Upon meeting, it’s difficult to imagine that Christopher Bollen could have penned so twisted a tale of death and depravity as his new novel, Orient. His easy demeanor, the lightness with which he dances between topics of conversation, his readiness to laugh, none of these qualities seem to mesh with a man whose mind is capable of creating a character (or characters, no spoilers here) who unleashes a series of gruesome murders on an idyllic and isolated Long Island town.
But this story is something he’s been waiting to tell his whole life. “I always knew I wanted to write mysteries,” Bollen says. “In fact, I didn't want to write anything else for a very long time.” Agatha Christie was his gateway drug into literature and reading; he was obsessed. “It was frightening,” he says with a laugh. He says that his classmates were probably worried about him in the sixth grade. “I was totally normal in fifth grade, and then something happened, something terrible happened,” he says, “and I couldn't stop reading Agatha Christie novels.”
When Mills Chevern, a 19-year-old product of California’s foster care system, finds himself down and out as a result of druggy friends in New York City, his kindly neighbor, Paul, offers to take him out to Orient, the last town on the North Fork of Long Island. What should have been a time of recovery, of sea breezes and quiet nights, quickly becomes marred by the mounting death toll that just happened to begin when Mills arrived. Teaming up with Beth, a newly married Orient native, the two try to discover who’s responsible, as all eyes and fingers begin to point toward Mills, the outsider with an unknown past.
Bollen’s first novel, Lightning People, explores some of the same ideas found in Orient—the meeting of cultures, the idea of America—but it wasn’t the whodunnit mystery he’d been dreaming of since childhood. The process, however, unintentionally led him to this chilling work.

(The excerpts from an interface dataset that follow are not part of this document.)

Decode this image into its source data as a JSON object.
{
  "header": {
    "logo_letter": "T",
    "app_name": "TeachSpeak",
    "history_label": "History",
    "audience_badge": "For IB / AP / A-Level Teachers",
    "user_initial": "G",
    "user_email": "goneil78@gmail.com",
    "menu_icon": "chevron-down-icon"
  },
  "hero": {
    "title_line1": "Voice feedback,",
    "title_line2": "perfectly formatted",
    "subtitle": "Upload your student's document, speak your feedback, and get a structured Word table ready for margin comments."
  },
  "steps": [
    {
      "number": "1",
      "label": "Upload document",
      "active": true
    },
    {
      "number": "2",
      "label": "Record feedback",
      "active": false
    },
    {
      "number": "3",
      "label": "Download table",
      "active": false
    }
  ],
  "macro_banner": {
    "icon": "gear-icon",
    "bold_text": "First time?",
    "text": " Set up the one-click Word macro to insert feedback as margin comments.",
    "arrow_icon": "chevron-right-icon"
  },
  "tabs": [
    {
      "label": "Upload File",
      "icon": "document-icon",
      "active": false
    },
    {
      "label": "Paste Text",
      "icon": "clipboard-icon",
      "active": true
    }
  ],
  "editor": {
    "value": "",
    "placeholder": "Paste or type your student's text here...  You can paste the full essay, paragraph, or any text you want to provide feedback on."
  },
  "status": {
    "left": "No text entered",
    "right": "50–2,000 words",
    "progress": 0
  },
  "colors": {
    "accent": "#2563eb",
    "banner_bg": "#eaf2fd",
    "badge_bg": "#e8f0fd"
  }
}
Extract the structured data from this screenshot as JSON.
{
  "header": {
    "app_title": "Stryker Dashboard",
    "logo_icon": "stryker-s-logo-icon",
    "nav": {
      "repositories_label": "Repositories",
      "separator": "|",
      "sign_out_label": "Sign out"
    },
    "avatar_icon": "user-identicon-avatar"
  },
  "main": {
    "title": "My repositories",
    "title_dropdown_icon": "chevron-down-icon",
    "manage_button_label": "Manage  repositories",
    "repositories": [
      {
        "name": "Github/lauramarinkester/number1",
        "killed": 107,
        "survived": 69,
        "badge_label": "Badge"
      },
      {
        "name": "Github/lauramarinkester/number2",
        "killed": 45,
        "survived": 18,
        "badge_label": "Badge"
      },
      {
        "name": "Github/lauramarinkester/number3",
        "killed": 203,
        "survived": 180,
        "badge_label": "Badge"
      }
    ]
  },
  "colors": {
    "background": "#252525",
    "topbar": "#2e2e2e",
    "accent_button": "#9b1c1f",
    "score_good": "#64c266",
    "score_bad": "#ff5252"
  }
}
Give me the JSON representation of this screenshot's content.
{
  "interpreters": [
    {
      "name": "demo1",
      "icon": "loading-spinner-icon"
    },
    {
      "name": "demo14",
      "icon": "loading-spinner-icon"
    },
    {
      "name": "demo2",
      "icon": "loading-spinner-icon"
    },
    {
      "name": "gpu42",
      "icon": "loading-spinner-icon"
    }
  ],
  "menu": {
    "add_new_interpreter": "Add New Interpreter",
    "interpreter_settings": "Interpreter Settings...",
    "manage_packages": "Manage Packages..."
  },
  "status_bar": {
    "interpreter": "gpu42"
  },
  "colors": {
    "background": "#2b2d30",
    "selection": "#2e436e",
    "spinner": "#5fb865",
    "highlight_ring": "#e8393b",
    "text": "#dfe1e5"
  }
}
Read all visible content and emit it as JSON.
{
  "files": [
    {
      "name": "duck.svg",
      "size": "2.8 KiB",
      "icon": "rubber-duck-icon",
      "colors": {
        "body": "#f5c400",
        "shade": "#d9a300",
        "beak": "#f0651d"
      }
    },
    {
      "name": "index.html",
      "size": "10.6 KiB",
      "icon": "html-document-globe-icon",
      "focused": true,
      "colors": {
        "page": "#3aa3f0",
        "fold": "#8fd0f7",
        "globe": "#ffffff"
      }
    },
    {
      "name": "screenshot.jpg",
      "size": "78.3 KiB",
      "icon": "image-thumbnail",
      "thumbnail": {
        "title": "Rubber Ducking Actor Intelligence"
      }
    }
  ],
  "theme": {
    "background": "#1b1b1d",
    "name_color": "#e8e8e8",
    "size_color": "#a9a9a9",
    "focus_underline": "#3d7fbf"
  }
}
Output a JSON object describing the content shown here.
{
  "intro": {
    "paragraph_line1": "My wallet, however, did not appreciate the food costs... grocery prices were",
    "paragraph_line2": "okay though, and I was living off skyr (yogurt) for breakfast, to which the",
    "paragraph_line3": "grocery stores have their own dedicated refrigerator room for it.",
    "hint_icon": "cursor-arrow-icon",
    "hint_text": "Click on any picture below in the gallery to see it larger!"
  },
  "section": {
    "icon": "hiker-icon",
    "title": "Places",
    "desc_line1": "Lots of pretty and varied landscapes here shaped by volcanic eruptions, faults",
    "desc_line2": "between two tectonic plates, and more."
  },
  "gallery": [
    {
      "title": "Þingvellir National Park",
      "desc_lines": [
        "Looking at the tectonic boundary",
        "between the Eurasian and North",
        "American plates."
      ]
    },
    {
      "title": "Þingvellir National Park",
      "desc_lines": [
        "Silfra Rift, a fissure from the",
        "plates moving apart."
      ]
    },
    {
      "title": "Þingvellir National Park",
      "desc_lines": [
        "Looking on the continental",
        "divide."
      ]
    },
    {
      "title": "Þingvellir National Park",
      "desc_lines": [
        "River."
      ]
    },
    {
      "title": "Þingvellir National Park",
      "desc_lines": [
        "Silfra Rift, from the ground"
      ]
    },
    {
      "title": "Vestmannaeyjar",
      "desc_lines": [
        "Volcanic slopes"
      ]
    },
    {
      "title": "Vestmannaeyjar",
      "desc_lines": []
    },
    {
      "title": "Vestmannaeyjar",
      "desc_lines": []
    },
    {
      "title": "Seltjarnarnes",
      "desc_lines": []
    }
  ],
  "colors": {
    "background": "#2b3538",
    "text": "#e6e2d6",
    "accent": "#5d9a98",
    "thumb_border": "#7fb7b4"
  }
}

“It just so happened that I was in Orient, staying at a friend’s house, finishing up the edits of Lightning People. It was so beautiful, so pristine. Wild grasses blowing in the bay beyond the backyard. Children bike riding. And then,” Bollen says with a cock of his eyebrow, “night crept in. It was so dark out there, I became terrified.” Bollen had been living in New York City since 1996, sometimes in dangerous neighorhoods, but the suburban setting of Orient terrified him. “I actually took a knife from the kitchen,” he adds laughing. “It was such a childish reaction. And then the next morning, it was beautiful again. I really liked this idea: dream by day and then nightmare by night. How something can shift so radically. And because Orient is only connected by a very thin causeway, I started to think of Murder on the Orient Express. That's where the idea for the novel started. It could never have been set anywhere else. The only things I knew were that it needs to be a novel set in Orient, and the title needs to be Orient. Everything else just came after that fact.”
While the idea for the novel may not have begun with protagonist Mills, the inclusion of such a character is something Bollen had been toying with for some time.
“I think I've always been obsessed with the idea of homelessness,” Bollen says. “The freedom and desperation of it. Mills really is homeless, and it's a vulnerable place to be when you don't have anyone to vouch for you, or to go back to. The youngest person in the novel is in the most jeopardizing and dangerous place—that was really interesting to me.
In a novel that also taps into the tensions between natives and newcomers, year-rounders (those who live in Orient full-time) and weekenders (New Yorkers who come out to the country on weekends), there’s a level of symmetry in the fact that Bollen, an outsider, commandeered this sleepy town to tell his story. And how does he expect the locals to take his literary invasion?
“I really think that I won't be allowed over the causeway,” he says laughing, eyes wide with mock horror. “I think they're going to set up a toll booth with a picture of me and not let me pass. But,” he concludes, his earnestness returning, “I think if they actually read it, they’ll see I’m not trying to take down their neighborhood. I love Orient. It's beautiful.”
James McDonald is a British-trained historian and a New York-based writer. Follow him on Twitter.